The records that appear below are to be restated word for word.

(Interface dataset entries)

- Opening Delimiter -

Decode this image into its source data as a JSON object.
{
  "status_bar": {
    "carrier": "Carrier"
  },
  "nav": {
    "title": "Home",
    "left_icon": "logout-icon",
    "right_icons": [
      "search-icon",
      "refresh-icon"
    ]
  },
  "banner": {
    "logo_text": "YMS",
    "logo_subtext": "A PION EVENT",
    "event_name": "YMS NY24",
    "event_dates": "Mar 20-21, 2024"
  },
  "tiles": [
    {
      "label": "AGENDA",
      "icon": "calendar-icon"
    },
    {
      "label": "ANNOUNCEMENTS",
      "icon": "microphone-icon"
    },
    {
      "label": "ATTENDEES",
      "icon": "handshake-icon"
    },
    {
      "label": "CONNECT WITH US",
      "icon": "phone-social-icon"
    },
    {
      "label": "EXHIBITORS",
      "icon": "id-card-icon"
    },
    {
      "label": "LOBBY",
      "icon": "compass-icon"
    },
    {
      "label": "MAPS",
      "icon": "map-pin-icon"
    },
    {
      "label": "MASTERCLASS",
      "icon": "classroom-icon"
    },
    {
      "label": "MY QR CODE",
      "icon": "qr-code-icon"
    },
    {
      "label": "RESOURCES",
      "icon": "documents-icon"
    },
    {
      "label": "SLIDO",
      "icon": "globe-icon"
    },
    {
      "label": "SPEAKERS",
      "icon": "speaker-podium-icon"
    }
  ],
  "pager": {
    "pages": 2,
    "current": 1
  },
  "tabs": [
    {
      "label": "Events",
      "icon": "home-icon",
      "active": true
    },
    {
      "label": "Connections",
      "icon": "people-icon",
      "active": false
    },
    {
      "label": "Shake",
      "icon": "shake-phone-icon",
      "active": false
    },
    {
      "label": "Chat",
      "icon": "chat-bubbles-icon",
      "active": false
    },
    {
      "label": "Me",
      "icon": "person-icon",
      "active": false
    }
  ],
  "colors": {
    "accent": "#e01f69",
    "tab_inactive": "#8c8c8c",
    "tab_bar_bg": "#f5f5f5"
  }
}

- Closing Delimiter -

Response to the task
Decode this image into its source data as a JSON object.
{
  "status_bar": {
    "carrier": "Carrier"
  },
  "nav": {
    "title": "Home",
    "left_icon": "logout-icon",
    "right_icons": [
      "search-icon",
      "refresh-icon"
    ]
  },
  "banner": {
    "logo_text": "YMS",
    "logo_subtext": "A PION EVENT",
    "event_name": "YMS NY24",
    "event_dates": "Mar 20-21, 2024"
  },
  "tiles": [
    {
      "label": "AGENDA",
      "icon": "calendar-icon"
    },
    {
      "label": "ANNOUNCEMENTS",
      "icon": "microphone-icon"
    },
    {
      "label": "ATTENDEES",
      "icon": "handshake-icon"
    },
    {
      "label": "CONNECT WITH US",
      "icon": "phone-social-icon"
    },
    {
      "label": "EXHIBITORS",
      "icon": "id-card-icon"
    },
    {
      "label": "LOBBY",
      "icon": "compass-icon"
    },
    {
      "label": "MAPS",
      "icon": "map-pin-icon"
    },
    {
      "label": "MASTERCLASS",
      "icon": "classroom-icon"
    },
    {
      "label": "MY QR CODE",
      "icon": "qr-code-icon"
    },
    {
      "label": "RESOURCES",
      "icon": "documents-icon"
    },
    {
      "label": "SLIDO",
      "icon": "globe-icon"
    },
    {
      "label": "SPEAKERS",
      "icon": "speaker-podium-icon"
    }
  ],
  "pager": {
    "pages": 2,
    "current": 1
  },
  "tabs": [
    {
      "label": "Events",
      "icon": "home-icon",
      "active": true
    },
    {
      "label": "Connections",
      "icon": "people-icon",
      "active": false
    },
    {
      "label": "Shake",
      "icon": "shake-phone-icon",
      "active": false
    },
    {
      "label": "Chat",
      "icon": "chat-bubbles-icon",
      "active": false
    },
    {
      "label": "Me",
      "icon": "person-icon",
      "active": false
    }
  ],
  "colors": {
    "accent": "#e01f69",
    "tab_inactive": "#8c8c8c",
    "tab_bar_bg": "#f5f5f5"
  }
}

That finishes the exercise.